* **Work request**
Return every line of the data below that includes the string "text".

□ □ □ □ □ □ □

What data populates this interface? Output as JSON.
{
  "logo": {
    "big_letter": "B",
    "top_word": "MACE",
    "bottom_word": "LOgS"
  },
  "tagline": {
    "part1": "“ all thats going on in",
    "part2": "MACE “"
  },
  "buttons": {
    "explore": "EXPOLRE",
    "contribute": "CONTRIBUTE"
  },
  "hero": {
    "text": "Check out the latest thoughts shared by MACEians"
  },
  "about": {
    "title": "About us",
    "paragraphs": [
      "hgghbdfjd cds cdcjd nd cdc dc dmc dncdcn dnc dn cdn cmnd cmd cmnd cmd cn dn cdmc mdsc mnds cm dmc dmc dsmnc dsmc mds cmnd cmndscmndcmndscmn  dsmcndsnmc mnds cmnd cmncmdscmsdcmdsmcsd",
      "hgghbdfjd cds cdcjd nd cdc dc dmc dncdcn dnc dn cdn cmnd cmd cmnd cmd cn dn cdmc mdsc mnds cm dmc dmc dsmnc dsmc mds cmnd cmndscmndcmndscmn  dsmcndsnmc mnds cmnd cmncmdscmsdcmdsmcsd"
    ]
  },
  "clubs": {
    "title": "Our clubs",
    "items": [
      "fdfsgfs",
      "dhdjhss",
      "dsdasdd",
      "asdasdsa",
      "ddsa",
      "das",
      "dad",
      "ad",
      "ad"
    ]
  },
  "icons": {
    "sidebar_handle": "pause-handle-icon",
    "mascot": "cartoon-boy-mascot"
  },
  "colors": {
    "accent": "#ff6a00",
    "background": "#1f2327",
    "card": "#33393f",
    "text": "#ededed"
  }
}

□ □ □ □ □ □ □

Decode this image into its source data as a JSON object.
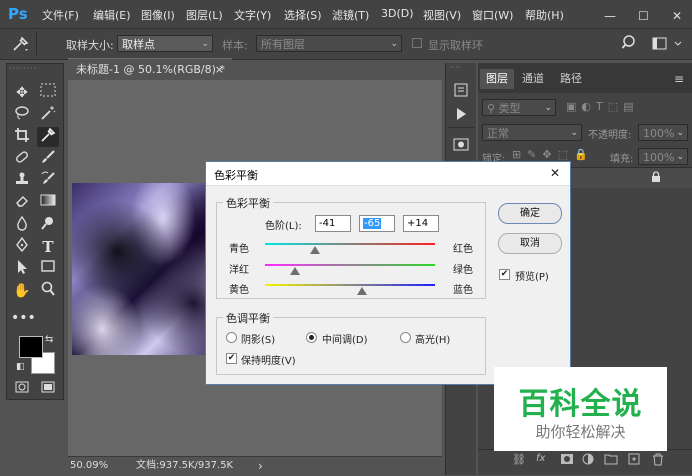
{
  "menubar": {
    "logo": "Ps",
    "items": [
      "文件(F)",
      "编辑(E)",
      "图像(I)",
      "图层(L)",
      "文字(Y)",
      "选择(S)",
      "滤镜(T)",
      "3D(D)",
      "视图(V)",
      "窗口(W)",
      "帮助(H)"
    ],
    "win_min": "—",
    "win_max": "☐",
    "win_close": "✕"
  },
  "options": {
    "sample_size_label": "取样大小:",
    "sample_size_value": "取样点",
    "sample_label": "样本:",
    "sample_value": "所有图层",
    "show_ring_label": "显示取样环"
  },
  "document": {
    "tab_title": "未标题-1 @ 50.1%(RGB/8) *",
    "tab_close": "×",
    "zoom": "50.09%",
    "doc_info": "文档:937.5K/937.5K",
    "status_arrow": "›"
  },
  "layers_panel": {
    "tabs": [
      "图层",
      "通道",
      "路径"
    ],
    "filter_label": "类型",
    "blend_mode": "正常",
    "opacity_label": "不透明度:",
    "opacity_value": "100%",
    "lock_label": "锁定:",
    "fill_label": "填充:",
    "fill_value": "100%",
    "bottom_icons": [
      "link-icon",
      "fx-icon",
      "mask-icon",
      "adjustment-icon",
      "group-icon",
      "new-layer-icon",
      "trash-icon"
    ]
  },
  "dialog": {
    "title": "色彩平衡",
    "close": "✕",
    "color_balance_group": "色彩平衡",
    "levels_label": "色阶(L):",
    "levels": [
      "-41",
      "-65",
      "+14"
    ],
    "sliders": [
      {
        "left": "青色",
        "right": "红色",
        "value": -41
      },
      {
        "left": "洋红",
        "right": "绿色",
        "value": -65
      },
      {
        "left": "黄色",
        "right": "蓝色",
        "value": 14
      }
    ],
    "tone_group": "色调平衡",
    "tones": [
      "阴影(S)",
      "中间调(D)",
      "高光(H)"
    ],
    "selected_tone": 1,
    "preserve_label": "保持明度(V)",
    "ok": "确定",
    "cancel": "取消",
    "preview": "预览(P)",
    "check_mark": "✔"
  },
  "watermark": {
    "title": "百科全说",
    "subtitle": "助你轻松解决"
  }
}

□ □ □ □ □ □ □

* **Reply to the task**
    "text": "Check out the latest thoughts shared by MACEians"
    "text": "#ededed"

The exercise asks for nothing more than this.